Action item — Look for "르뱅쿠키" in every line of the listing. Copy the lines that have it.

Data to examine START

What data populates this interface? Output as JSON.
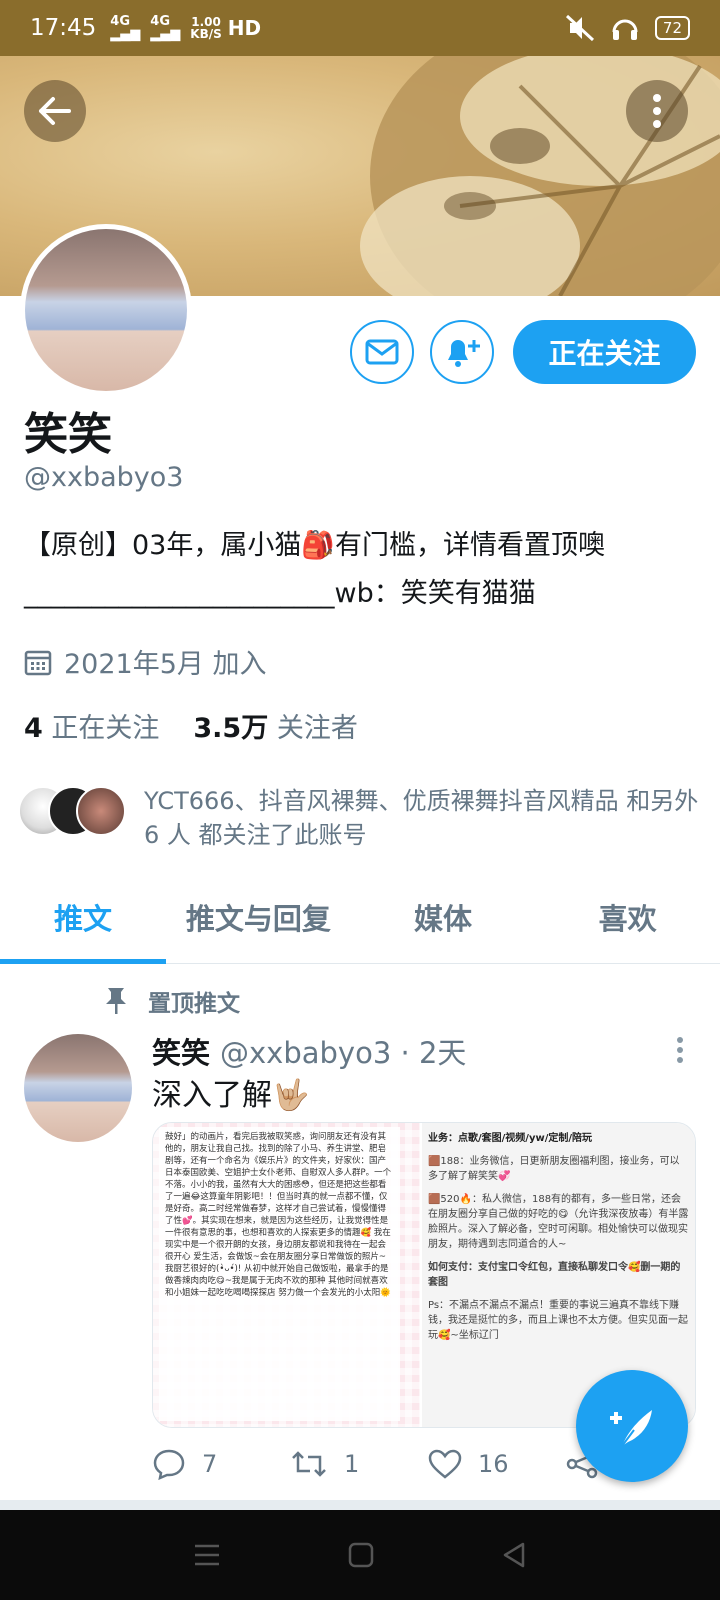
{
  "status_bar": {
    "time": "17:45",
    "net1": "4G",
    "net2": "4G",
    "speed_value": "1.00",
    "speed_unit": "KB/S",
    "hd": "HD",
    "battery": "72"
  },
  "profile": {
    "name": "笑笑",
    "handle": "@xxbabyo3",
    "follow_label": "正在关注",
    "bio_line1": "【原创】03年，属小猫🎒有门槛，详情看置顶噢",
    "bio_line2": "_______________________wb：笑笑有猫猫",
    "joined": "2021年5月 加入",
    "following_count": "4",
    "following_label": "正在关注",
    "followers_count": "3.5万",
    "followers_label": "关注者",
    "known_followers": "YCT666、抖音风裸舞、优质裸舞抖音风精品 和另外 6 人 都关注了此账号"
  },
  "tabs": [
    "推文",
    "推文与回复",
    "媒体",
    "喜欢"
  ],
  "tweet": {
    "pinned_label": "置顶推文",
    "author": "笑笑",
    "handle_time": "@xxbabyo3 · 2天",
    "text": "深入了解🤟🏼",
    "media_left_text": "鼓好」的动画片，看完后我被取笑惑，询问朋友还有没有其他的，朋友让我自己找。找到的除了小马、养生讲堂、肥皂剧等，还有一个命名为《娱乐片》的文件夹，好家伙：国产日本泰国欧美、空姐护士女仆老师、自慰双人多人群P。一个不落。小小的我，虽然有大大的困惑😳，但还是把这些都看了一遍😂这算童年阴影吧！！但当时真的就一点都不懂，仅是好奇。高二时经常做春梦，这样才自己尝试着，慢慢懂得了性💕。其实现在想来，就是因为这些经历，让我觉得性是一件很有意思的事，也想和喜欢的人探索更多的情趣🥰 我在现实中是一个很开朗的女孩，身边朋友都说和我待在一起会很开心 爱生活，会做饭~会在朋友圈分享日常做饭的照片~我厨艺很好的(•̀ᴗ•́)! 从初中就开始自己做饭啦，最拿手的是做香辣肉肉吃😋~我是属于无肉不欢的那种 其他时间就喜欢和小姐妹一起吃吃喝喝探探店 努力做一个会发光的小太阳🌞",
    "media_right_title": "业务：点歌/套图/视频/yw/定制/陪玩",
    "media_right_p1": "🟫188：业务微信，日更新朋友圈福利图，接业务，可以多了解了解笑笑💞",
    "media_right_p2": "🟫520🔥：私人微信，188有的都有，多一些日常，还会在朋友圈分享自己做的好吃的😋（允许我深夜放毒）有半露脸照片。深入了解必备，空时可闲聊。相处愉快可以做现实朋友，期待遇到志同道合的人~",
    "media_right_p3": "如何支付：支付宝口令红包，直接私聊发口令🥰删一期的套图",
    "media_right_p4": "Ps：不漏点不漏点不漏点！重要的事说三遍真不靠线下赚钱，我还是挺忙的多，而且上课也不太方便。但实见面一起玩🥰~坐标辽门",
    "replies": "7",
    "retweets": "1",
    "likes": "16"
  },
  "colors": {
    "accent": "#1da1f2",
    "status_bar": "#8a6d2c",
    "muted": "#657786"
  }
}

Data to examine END
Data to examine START

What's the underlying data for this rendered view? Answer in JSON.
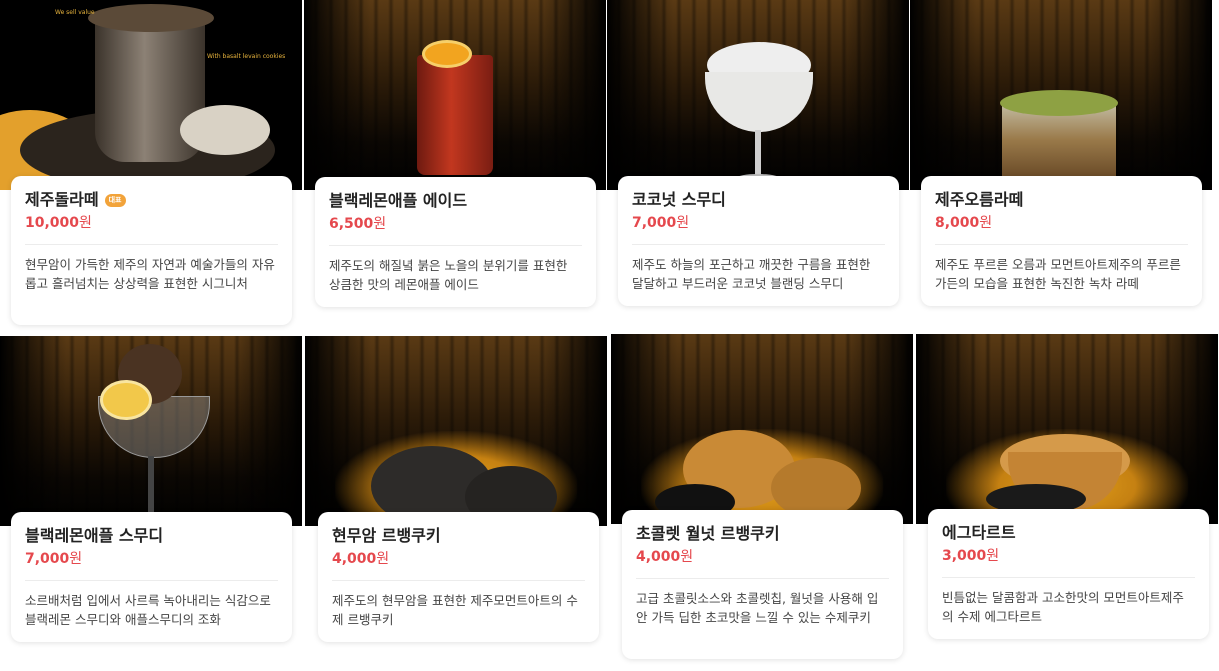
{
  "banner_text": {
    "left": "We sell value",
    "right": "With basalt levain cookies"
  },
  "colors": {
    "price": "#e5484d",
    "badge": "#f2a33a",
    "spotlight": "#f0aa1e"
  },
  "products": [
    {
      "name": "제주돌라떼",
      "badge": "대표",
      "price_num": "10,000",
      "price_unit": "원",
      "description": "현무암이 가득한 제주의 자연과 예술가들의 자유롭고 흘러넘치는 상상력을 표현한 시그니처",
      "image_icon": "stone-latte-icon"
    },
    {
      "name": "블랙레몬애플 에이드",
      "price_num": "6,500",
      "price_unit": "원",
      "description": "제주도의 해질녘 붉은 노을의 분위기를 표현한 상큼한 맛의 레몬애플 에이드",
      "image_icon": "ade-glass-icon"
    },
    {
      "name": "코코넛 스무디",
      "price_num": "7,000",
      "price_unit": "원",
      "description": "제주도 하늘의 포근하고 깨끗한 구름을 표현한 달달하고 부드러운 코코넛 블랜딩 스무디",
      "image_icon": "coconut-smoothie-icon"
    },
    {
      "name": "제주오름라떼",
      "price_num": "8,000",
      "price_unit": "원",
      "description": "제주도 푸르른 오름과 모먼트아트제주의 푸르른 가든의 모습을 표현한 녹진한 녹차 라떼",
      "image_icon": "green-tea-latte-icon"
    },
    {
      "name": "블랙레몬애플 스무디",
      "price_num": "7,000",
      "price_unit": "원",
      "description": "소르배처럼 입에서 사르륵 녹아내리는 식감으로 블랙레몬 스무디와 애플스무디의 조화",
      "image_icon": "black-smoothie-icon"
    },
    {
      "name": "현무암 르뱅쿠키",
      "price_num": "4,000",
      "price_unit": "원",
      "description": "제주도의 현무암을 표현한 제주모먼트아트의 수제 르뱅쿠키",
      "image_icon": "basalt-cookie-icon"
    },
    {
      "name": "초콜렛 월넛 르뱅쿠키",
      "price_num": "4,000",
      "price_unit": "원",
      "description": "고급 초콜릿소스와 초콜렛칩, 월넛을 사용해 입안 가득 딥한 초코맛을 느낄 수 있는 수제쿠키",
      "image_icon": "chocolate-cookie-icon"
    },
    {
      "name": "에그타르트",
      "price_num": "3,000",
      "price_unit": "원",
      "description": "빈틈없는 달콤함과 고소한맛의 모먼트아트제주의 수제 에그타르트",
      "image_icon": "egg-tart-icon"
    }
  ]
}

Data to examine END
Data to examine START

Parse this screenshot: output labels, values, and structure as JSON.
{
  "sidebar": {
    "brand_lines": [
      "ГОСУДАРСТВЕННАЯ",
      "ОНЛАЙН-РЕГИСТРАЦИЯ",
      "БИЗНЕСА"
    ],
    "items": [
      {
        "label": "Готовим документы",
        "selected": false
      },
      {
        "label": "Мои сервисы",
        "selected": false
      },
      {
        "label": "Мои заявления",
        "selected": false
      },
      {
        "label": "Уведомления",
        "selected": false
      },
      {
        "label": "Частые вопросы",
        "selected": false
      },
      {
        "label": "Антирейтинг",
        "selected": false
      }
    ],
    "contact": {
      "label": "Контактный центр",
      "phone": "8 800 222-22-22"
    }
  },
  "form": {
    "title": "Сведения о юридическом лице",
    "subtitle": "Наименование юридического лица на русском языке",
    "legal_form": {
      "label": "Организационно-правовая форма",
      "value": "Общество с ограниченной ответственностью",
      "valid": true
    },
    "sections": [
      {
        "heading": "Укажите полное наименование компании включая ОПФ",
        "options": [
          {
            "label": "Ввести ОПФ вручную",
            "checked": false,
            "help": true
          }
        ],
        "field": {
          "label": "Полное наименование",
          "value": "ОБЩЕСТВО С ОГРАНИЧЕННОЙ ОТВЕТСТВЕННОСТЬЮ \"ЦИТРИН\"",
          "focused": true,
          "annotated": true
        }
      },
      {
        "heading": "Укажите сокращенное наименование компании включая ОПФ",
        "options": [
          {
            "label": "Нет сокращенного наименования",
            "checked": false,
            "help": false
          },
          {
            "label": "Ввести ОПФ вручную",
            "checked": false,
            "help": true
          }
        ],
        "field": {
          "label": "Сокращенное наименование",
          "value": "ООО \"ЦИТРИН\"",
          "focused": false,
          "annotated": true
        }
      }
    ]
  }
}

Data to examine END

Exercise result —
      "name": "현무암 르뱅쿠키",
      "description": "제주도의 현무암을 표현한 제주모먼트아트의 수제 르뱅쿠키",
      "name": "초콜렛 월넛 르뱅쿠키",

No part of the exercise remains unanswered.